■ INPUT FOR THIS TASK
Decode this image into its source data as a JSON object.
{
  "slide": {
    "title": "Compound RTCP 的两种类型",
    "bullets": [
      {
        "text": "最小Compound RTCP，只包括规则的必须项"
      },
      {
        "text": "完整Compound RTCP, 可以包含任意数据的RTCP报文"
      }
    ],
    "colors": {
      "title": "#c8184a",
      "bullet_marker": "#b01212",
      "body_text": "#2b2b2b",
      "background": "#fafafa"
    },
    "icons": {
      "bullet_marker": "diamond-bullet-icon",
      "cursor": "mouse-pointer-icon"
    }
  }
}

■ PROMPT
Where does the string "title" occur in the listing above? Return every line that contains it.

■ ANSWER BOX
    "title": "Compound RTCP 的两种类型",
      "title": "#c8184a",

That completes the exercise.